When Jennifer Unkles takes Sunday Funday kids on a walk outside in search of nature’s treasures
When Sarah Marshall explores themes and ideas with kids during a Sermon Take Away
When Dorothy Cresswell, Lydia Vernon-Jones, Katie Tolles or Adam Ortiz come in early on a Sunday morning to lay out materials in the Hawley Room for a thoughtfully planned Sunday School lesson
When any one of you takes a moment during coffee hour, or at some other function, to talk with our children, showing interest in them or sharing something of yourself with them . . .
Our children learn the beauty of God’s loving presence in their lives in all these widely varied and sometimes unexpected ways, and this is just a handful of examples I could mention of people in this church doing so much to embody God’s love for the sake of our children.
When the apostle Paul was teaching the people of the early church about God’s loving presence in their lives, he put it this way: “In God we live and move and have our being.” We know that loving presence. We feel that loving presence. And we want our children to know and feel it. Because knowing and feeling God’s love makes all the difference. That is the reason for youth and family ministry at First Church. And, while some of us may have roles that are higher profile than others, each and every one of us plays a vital part in that ministry.
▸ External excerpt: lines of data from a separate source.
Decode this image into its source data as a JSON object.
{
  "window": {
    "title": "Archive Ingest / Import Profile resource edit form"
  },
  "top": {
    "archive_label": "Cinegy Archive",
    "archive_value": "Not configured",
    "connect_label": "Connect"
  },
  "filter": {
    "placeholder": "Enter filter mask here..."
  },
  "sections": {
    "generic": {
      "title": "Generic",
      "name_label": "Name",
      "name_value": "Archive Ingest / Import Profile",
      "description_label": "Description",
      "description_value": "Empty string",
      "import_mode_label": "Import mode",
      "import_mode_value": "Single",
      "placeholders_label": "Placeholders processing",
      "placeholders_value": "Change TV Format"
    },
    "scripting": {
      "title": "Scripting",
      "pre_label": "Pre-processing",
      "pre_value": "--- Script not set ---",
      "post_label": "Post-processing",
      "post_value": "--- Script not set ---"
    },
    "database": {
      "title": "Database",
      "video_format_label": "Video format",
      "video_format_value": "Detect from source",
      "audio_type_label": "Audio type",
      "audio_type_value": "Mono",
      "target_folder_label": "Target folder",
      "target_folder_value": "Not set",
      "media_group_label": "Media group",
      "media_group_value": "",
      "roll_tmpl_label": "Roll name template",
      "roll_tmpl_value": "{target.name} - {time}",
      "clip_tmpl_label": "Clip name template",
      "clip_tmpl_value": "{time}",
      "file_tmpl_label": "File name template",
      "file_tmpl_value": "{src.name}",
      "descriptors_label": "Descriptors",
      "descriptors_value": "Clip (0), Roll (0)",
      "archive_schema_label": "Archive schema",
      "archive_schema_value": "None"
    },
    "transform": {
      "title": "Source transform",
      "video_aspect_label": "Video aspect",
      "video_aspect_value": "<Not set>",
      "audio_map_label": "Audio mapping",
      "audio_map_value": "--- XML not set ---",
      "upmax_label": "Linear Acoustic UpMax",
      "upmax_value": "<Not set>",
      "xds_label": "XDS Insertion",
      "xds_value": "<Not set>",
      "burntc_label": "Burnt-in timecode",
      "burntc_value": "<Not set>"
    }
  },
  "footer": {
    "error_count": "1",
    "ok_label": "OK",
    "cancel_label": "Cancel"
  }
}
Thank you all for being such a good family for our children to grow up in, and to take the first steps of their spiritual journeys. Thank you for helping them to know and feel God’s love all around them. And remember, youth and family ministry happens here, in this church, because of all of us.